The last dialogue box allows to tune the fecundity in the model, with the use of a demographic constant. By default, the value is set at 10. It means that if, for instance, the mean of gametic investment of two mated parents is 0.5, then the number of offspring will be the floor integer value 0.5*10 (here, 5). This constant allows to start simulation with trait values that would readily crash the population on the one hand, or to allow the irrealistic generation of too many individuals, which is memory and time consuming for the simulation. Another control variable is the maximum iteration of the mating loop: in some cases, when individuals try to choose each other, their preference may not easily produce matchings. This number simply avoid unending yet unfruitful dating.
Once the model initialized, you can start a first simulation by right-clicking on the first time step, choosing 'evolution' and setting your desired number of time-steps.
Once the simulation is finished, you can also do manual replicates, by repeating the same operation from the initial time step, or any new time step of interest.
When the simulations are over, you can explore them using monitors, located on the left panel. To do so, click on a time step: it will set a colour square on it. Then click on a monitor, for instance, 'Mean traits values / Time'. The monitor will extract the required data from the simulation and display them. You can click once on another time step, for instance from a different simulation, and control+click on the monitor window: it will add these new data to the monitor, and you will thus be able to compare them. Note that you can also start a second project, using very different settings, and compare its results using the same framework on the same monitors. You can further explore the benefits of the CAPSIS-4 simulation platform using the contextual menus using right-clicking, or by using the contextual help buttons.

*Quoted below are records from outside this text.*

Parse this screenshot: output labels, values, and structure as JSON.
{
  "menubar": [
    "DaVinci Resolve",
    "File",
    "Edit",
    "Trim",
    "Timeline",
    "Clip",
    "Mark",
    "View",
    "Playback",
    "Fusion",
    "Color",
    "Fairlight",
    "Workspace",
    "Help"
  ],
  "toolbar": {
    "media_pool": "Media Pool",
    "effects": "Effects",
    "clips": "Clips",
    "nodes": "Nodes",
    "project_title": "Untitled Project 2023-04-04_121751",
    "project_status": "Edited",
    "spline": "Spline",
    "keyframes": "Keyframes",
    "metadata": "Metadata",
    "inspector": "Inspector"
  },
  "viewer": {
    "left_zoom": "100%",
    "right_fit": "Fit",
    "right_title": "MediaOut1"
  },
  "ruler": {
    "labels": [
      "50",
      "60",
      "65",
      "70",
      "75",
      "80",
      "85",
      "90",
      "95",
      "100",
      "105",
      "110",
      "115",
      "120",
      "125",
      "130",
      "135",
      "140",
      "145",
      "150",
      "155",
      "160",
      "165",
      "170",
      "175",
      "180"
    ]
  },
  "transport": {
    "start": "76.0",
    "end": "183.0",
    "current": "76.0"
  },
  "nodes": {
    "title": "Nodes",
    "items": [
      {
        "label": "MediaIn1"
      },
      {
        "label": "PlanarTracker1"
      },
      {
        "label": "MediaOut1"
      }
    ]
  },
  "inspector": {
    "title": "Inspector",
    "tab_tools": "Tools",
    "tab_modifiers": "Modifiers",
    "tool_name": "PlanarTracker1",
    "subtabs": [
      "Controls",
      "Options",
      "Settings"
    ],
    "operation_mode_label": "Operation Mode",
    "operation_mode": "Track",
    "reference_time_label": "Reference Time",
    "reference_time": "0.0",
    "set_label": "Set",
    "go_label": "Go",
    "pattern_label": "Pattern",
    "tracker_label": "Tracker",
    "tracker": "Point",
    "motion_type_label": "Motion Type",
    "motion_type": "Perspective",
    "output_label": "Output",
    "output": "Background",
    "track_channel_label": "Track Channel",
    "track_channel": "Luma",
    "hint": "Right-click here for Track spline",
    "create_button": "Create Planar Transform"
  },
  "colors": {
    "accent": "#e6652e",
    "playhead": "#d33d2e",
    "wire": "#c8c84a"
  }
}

The interface, monitors, as well as some options of the model are in regular development. If you require a stable version, please contact us. If you require the code of the model, or would like to collaborate on some possible modifications of the model, you can also contact us.